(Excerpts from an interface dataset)
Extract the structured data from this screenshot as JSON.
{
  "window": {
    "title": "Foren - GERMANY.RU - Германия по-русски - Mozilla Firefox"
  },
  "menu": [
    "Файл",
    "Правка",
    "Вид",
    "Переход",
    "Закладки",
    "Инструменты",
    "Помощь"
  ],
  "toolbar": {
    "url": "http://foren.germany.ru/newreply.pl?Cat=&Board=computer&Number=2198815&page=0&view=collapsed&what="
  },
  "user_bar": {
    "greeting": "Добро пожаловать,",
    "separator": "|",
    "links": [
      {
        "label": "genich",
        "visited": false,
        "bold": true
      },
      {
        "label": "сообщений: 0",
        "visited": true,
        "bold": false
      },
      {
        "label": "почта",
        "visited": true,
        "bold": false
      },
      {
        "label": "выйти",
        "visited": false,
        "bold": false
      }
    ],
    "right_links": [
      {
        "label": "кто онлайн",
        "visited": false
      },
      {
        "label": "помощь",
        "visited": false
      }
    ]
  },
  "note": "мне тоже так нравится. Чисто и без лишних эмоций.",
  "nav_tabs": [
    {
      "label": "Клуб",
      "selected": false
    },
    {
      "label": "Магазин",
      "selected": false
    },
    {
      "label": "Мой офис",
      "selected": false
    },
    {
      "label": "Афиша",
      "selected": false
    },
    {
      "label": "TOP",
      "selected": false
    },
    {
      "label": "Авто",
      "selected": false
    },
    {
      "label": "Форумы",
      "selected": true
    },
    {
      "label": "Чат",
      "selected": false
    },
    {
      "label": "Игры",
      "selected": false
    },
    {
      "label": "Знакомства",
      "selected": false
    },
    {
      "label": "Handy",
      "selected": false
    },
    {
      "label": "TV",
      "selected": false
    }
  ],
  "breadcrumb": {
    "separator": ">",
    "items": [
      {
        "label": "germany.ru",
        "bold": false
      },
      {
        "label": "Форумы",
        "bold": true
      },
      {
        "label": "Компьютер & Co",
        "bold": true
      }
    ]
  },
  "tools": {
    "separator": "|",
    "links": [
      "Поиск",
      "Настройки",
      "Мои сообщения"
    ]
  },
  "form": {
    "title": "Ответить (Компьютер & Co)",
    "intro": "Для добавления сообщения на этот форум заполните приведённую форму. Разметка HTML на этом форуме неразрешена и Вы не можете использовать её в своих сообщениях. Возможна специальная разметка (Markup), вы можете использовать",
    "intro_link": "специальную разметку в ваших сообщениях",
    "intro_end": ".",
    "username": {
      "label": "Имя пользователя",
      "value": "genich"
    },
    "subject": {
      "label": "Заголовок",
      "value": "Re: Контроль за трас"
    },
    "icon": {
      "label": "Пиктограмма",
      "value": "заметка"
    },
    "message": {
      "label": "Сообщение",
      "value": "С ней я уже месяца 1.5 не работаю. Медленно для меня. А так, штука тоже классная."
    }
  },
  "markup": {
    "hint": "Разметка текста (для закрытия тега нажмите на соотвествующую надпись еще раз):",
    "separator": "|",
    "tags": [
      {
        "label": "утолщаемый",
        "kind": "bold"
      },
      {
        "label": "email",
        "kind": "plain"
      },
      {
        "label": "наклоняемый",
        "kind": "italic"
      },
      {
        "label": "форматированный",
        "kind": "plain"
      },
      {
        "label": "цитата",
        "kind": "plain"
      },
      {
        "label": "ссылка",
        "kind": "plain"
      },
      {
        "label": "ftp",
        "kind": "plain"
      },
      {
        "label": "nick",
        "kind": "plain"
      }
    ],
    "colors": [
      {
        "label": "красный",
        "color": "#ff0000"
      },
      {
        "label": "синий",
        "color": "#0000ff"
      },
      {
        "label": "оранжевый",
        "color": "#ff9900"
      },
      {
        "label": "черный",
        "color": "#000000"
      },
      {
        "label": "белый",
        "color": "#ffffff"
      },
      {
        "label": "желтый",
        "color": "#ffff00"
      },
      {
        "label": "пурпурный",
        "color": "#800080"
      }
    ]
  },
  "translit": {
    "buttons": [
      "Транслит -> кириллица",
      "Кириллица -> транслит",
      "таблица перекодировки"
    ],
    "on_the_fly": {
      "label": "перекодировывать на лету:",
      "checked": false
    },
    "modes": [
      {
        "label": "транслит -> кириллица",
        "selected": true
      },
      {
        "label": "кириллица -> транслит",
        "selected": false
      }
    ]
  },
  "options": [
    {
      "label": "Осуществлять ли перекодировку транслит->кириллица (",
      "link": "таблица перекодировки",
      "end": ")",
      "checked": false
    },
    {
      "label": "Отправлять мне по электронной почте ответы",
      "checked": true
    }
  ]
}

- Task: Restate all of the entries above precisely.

- Expected answer:
Extract the structured data from this screenshot as JSON.
{
  "window": {
    "title": "Foren - GERMANY.RU - Германия по-русски - Mozilla Firefox"
  },
  "menu": [
    "Файл",
    "Правка",
    "Вид",
    "Переход",
    "Закладки",
    "Инструменты",
    "Помощь"
  ],
  "toolbar": {
    "url": "http://foren.germany.ru/newreply.pl?Cat=&Board=computer&Number=2198815&page=0&view=collapsed&what="
  },
  "user_bar": {
    "greeting": "Добро пожаловать,",
    "separator": "|",
    "links": [
      {
        "label": "genich",
        "visited": false,
        "bold": true
      },
      {
        "label": "сообщений: 0",
        "visited": true,
        "bold": false
      },
      {
        "label": "почта",
        "visited": true,
        "bold": false
      },
      {
        "label": "выйти",
        "visited": false,
        "bold": false
      }
    ],
    "right_links": [
      {
        "label": "кто онлайн",
        "visited": false
      },
      {
        "label": "помощь",
        "visited": false
      }
    ]
  },
  "note": "мне тоже так нравится. Чисто и без лишних эмоций.",
  "nav_tabs": [
    {
      "label": "Клуб",
      "selected": false
    },
    {
      "label": "Магазин",
      "selected": false
    },
    {
      "label": "Мой офис",
      "selected": false
    },
    {
      "label": "Афиша",
      "selected": false
    },
    {
      "label": "TOP",
      "selected": false
    },
    {
      "label": "Авто",
      "selected": false
    },
    {
      "label": "Форумы",
      "selected": true
    },
    {
      "label": "Чат",
      "selected": false
    },
    {
      "label": "Игры",
      "selected": false
    },
    {
      "label": "Знакомства",
      "selected": false
    },
    {
      "label": "Handy",
      "selected": false
    },
    {
      "label": "TV",
      "selected": false
    }
  ],
  "breadcrumb": {
    "separator": ">",
    "items": [
      {
        "label": "germany.ru",
        "bold": false
      },
      {
        "label": "Форумы",
        "bold": true
      },
      {
        "label": "Компьютер & Co",
        "bold": true
      }
    ]
  },
  "tools": {
    "separator": "|",
    "links": [
      "Поиск",
      "Настройки",
      "Мои сообщения"
    ]
  },
  "form": {
    "title": "Ответить (Компьютер & Co)",
    "intro": "Для добавления сообщения на этот форум заполните приведённую форму. Разметка HTML на этом форуме неразрешена и Вы не можете использовать её в своих сообщениях. Возможна специальная разметка (Markup), вы можете использовать",
    "intro_link": "специальную разметку в ваших сообщениях",
    "intro_end": ".",
    "username": {
      "label": "Имя пользователя",
      "value": "genich"
    },
    "subject": {
      "label": "Заголовок",
      "value": "Re: Контроль за трас"
    },
    "icon": {
      "label": "Пиктограмма",
      "value": "заметка"
    },
    "message": {
      "label": "Сообщение",
      "value": "С ней я уже месяца 1.5 не работаю. Медленно для меня. А так, штука тоже классная."
    }
  },
  "markup": {
    "hint": "Разметка текста (для закрытия тега нажмите на соотвествующую надпись еще раз):",
    "separator": "|",
    "tags": [
      {
        "label": "утолщаемый",
        "kind": "bold"
      },
      {
        "label": "email",
        "kind": "plain"
      },
      {
        "label": "наклоняемый",
        "kind": "italic"
      },
      {
        "label": "форматированный",
        "kind": "plain"
      },
      {
        "label": "цитата",
        "kind": "plain"
      },
      {
        "label": "ссылка",
        "kind": "plain"
      },
      {
        "label": "ftp",
        "kind": "plain"
      },
      {
        "label": "nick",
        "kind": "plain"
      }
    ],
    "colors": [
      {
        "label": "красный",
        "color": "#ff0000"
      },
      {
        "label": "синий",
        "color": "#0000ff"
      },
      {
        "label": "оранжевый",
        "color": "#ff9900"
      },
      {
        "label": "черный",
        "color": "#000000"
      },
      {
        "label": "белый",
        "color": "#ffffff"
      },
      {
        "label": "желтый",
        "color": "#ffff00"
      },
      {
        "label": "пурпурный",
        "color": "#800080"
      }
    ]
  },
  "translit": {
    "buttons": [
      "Транслит -> кириллица",
      "Кириллица -> транслит",
      "таблица перекодировки"
    ],
    "on_the_fly": {
      "label": "перекодировывать на лету:",
      "checked": false
    },
    "modes": [
      {
        "label": "транслит -> кириллица",
        "selected": true
      },
      {
        "label": "кириллица -> транслит",
        "selected": false
      }
    ]
  },
  "options": [
    {
      "label": "Осуществлять ли перекодировку транслит->кириллица (",
      "link": "таблица перекодировки",
      "end": ")",
      "checked": false
    },
    {
      "label": "Отправлять мне по электронной почте ответы",
      "checked": true
    }
  ]
}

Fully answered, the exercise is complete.